● How to complete this task
Reproduce the complete listing without any deviation.
#### Entries supplied
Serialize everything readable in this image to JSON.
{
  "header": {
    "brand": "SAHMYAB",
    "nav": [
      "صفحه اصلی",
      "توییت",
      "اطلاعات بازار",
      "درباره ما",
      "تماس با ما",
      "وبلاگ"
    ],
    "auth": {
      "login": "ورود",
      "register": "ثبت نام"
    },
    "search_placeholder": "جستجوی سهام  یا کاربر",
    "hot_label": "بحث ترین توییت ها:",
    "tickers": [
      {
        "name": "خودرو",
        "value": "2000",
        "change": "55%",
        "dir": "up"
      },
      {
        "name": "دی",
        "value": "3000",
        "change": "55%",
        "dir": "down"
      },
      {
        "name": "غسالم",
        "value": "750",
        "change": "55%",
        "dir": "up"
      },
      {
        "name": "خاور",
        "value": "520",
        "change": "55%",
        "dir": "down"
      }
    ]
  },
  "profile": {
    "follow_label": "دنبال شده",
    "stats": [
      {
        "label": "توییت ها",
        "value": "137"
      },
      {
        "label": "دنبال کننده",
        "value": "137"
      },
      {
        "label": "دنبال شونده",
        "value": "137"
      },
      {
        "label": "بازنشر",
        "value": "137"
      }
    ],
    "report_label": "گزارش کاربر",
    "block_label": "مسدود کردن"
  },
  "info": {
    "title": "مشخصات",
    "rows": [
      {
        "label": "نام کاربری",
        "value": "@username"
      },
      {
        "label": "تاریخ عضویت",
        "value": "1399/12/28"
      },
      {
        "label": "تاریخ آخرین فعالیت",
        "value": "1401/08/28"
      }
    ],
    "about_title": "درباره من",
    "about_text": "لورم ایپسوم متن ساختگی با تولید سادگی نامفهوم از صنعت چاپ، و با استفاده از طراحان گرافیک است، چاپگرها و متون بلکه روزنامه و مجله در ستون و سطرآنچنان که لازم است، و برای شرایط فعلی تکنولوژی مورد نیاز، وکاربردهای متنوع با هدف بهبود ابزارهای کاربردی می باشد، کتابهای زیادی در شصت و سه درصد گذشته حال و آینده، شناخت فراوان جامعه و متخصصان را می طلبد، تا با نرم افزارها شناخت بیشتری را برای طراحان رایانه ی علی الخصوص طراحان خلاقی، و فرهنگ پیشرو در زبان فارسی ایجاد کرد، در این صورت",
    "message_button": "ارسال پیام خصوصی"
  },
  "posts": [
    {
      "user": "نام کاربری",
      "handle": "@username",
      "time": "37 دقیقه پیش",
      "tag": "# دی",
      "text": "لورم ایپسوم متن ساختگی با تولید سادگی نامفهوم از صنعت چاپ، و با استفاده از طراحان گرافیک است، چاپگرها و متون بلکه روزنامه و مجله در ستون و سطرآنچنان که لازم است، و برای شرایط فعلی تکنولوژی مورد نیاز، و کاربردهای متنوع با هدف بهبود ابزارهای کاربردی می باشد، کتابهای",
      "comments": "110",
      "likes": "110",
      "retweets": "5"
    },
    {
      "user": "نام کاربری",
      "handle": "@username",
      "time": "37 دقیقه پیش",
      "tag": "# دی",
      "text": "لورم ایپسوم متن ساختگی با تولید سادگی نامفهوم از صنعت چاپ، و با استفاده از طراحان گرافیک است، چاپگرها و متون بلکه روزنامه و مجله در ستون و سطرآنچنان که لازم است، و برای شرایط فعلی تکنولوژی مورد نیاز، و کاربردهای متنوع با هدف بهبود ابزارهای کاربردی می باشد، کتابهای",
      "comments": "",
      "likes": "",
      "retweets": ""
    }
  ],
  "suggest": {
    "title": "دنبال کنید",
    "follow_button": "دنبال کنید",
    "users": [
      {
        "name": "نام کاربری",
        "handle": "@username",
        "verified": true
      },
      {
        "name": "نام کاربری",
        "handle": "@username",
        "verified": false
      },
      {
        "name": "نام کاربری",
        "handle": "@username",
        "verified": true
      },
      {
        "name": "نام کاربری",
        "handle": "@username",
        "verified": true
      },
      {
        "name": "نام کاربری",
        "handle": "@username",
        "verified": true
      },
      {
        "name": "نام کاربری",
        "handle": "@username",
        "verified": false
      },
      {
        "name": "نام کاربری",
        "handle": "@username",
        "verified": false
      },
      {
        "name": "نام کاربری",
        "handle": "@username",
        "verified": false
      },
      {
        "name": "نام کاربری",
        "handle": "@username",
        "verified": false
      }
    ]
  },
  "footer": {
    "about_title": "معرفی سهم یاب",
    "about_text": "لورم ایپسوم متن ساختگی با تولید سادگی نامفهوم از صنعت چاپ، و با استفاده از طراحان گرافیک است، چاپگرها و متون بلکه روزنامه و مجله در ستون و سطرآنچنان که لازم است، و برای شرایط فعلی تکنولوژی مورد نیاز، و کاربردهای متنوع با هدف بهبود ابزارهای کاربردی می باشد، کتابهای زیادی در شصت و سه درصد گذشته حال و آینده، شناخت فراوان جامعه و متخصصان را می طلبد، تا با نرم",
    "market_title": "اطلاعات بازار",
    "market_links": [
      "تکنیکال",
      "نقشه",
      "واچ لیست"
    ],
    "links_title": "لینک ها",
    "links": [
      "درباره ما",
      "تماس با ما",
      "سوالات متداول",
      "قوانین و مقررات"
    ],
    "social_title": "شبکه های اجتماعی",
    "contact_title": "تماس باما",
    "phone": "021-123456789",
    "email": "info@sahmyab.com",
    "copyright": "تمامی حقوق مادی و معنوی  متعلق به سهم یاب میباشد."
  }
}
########
● Response to the task
Serialize everything readable in this image to JSON.
{
  "header": {
    "brand": "SAHMYAB",
    "nav": [
      "صفحه اصلی",
      "توییت",
      "اطلاعات بازار",
      "درباره ما",
      "تماس با ما",
      "وبلاگ"
    ],
    "auth": {
      "login": "ورود",
      "register": "ثبت نام"
    },
    "search_placeholder": "جستجوی سهام  یا کاربر",
    "hot_label": "بحث ترین توییت ها:",
    "tickers": [
      {
        "name": "خودرو",
        "value": "2000",
        "change": "55%",
        "dir": "up"
      },
      {
        "name": "دی",
        "value": "3000",
        "change": "55%",
        "dir": "down"
      },
      {
        "name": "غسالم",
        "value": "750",
        "change": "55%",
        "dir": "up"
      },
      {
        "name": "خاور",
        "value": "520",
        "change": "55%",
        "dir": "down"
      }
    ]
  },
  "profile": {
    "follow_label": "دنبال شده",
    "stats": [
      {
        "label": "توییت ها",
        "value": "137"
      },
      {
        "label": "دنبال کننده",
        "value": "137"
      },
      {
        "label": "دنبال شونده",
        "value": "137"
      },
      {
        "label": "بازنشر",
        "value": "137"
      }
    ],
    "report_label": "گزارش کاربر",
    "block_label": "مسدود کردن"
  },
  "info": {
    "title": "مشخصات",
    "rows": [
      {
        "label": "نام کاربری",
        "value": "@username"
      },
      {
        "label": "تاریخ عضویت",
        "value": "1399/12/28"
      },
      {
        "label": "تاریخ آخرین فعالیت",
        "value": "1401/08/28"
      }
    ],
    "about_title": "درباره من",
    "about_text": "لورم ایپسوم متن ساختگی با تولید سادگی نامفهوم از صنعت چاپ، و با استفاده از طراحان گرافیک است، چاپگرها و متون بلکه روزنامه و مجله در ستون و سطرآنچنان که لازم است، و برای شرایط فعلی تکنولوژی مورد نیاز، وکاربردهای متنوع با هدف بهبود ابزارهای کاربردی می باشد، کتابهای زیادی در شصت و سه درصد گذشته حال و آینده، شناخت فراوان جامعه و متخصصان را می طلبد، تا با نرم افزارها شناخت بیشتری را برای طراحان رایانه ی علی الخصوص طراحان خلاقی، و فرهنگ پیشرو در زبان فارسی ایجاد کرد، در این صورت",
    "message_button": "ارسال پیام خصوصی"
  },
  "posts": [
    {
      "user": "نام کاربری",
      "handle": "@username",
      "time": "37 دقیقه پیش",
      "tag": "# دی",
      "text": "لورم ایپسوم متن ساختگی با تولید سادگی نامفهوم از صنعت چاپ، و با استفاده از طراحان گرافیک است، چاپگرها و متون بلکه روزنامه و مجله در ستون و سطرآنچنان که لازم است، و برای شرایط فعلی تکنولوژی مورد نیاز، و کاربردهای متنوع با هدف بهبود ابزارهای کاربردی می باشد، کتابهای",
      "comments": "110",
      "likes": "110",
      "retweets": "5"
    },
    {
      "user": "نام کاربری",
      "handle": "@username",
      "time": "37 دقیقه پیش",
      "tag": "# دی",
      "text": "لورم ایپسوم متن ساختگی با تولید سادگی نامفهوم از صنعت چاپ، و با استفاده از طراحان گرافیک است، چاپگرها و متون بلکه روزنامه و مجله در ستون و سطرآنچنان که لازم است، و برای شرایط فعلی تکنولوژی مورد نیاز، و کاربردهای متنوع با هدف بهبود ابزارهای کاربردی می باشد، کتابهای",
      "comments": "",
      "likes": "",
      "retweets": ""
    }
  ],
  "suggest": {
    "title": "دنبال کنید",
    "follow_button": "دنبال کنید",
    "users": [
      {
        "name": "نام کاربری",
        "handle": "@username",
        "verified": true
      },
      {
        "name": "نام کاربری",
        "handle": "@username",
        "verified": false
      },
      {
        "name": "نام کاربری",
        "handle": "@username",
        "verified": true
      },
      {
        "name": "نام کاربری",
        "handle": "@username",
        "verified": true
      },
      {
        "name": "نام کاربری",
        "handle": "@username",
        "verified": true
      },
      {
        "name": "نام کاربری",
        "handle": "@username",
        "verified": false
      },
      {
        "name": "نام کاربری",
        "handle": "@username",
        "verified": false
      },
      {
        "name": "نام کاربری",
        "handle": "@username",
        "verified": false
      },
      {
        "name": "نام کاربری",
        "handle": "@username",
        "verified": false
      }
    ]
  },
  "footer": {
    "about_title": "معرفی سهم یاب",
    "about_text": "لورم ایپسوم متن ساختگی با تولید سادگی نامفهوم از صنعت چاپ، و با استفاده از طراحان گرافیک است، چاپگرها و متون بلکه روزنامه و مجله در ستون و سطرآنچنان که لازم است، و برای شرایط فعلی تکنولوژی مورد نیاز، و کاربردهای متنوع با هدف بهبود ابزارهای کاربردی می باشد، کتابهای زیادی در شصت و سه درصد گذشته حال و آینده، شناخت فراوان جامعه و متخصصان را می طلبد، تا با نرم",
    "market_title": "اطلاعات بازار",
    "market_links": [
      "تکنیکال",
      "نقشه",
      "واچ لیست"
    ],
    "links_title": "لینک ها",
    "links": [
      "درباره ما",
      "تماس با ما",
      "سوالات متداول",
      "قوانین و مقررات"
    ],
    "social_title": "شبکه های اجتماعی",
    "contact_title": "تماس باما",
    "phone": "021-123456789",
    "email": "info@sahmyab.com",
    "copyright": "تمامی حقوق مادی و معنوی  متعلق به سهم یاب میباشد."
  }
}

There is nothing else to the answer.